- ruled that the use of the plaintiff’s photographic image in the form of search result thumbnails was indeed unlawful;
- ordered Google to pay damages of Ps5,000 for such use; and
- released Yahoo! from all liability associated with search result thumbnails, on the understanding that the plaintiff did not show that this search engine showed these miniature images together with the search results.
Both parties filed an extraordinary appeal before the Supreme Court. Public hearings were held on May 21 and 29 2014, with the participation of amicus curiae.
Supreme Court ruling
In a ruling rendered by Justices Ricardo Luis Lorenzetti, Carlos S Fayt, Elena Highton de Nolasco, Juan Carlos Maqueda and Eugenio Raúl Zaffaroni (with Justices Lorenzetti and Maqueda concurring partially in dissent), the Supreme Court held that search engines should be held accountable not under a strict liability standard, but pursuant to the principles of fault-based liability (Point 15). The court further held that a lack of strict liability excludes any proactive monitoring obligations on the part of search engines (Point 16).
The Supreme Court stated that search engines may be found liable for third-party content if they have actual knowledge of its infringing nature and fail to take corrective steps thereafter. In this regard, Section 1109 of the Civil Code is fully applicable. Therefore, since the court of appeals ruled that neither Google nor Yahoo! was negligent in reacting to the takedown order issued by the court of first instance, the Supreme Court rejected the plaintiff’s appeal and released the defendants from all liability.
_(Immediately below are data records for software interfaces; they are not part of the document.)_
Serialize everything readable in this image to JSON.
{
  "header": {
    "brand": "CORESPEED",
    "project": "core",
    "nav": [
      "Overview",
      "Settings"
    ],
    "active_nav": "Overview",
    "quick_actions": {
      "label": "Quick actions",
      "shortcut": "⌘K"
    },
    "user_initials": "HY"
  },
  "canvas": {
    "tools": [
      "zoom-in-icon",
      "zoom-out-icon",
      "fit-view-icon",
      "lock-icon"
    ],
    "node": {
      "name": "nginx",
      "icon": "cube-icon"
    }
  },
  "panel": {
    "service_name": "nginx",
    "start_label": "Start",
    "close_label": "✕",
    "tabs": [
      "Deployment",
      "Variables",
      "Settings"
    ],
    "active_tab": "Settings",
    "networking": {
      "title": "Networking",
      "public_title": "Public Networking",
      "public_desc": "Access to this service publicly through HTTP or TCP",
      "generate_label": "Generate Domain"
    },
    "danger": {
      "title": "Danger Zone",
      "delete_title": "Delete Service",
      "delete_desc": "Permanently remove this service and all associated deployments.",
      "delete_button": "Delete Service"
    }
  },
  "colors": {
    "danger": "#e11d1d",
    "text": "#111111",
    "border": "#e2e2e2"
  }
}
In an obiter dictum, the Supreme Court touched on the type of notice that must be served on search engines so as to establish actual knowledge – that is, whether an extrajudicial warning is sufficient or whether notice must be served through an official authority. In this regard, the court stressed the need to distinguish between cases where the infringing nature of the content is blatant and those where the violation is debatable, is doubtful or requires further analysis. Blatant cases where an extrajudicial notice would suffice include: “child pornography, information that facilitates the commission of a crime, information that puts the lives or safety of others at risk; incitement to violence, racism, genocide or any other type of perverse discrimination; information on pending judicial investigations that must remain classified; libellous statements and remarks, clearly fake photo montages, photographs that clearly and evidently depict acts of an unmistakable private nature although not necessarily sexual acts.” In all other cases, the search engine may not be called upon to replace judicial scrutiny and thus notice must be served through a court.
Finally, the Supreme Court ruled on the use of thumbnails, a practice that was found to be no different from including links to third-party websites on the search results. Therefore, the court held that search engines are not liable under Section 31 of the Intellectual Property Law (11,723) insofar as they act as mere intermediaries, unless they fail to take corrective measures after being properly served with formal notice of the infringement.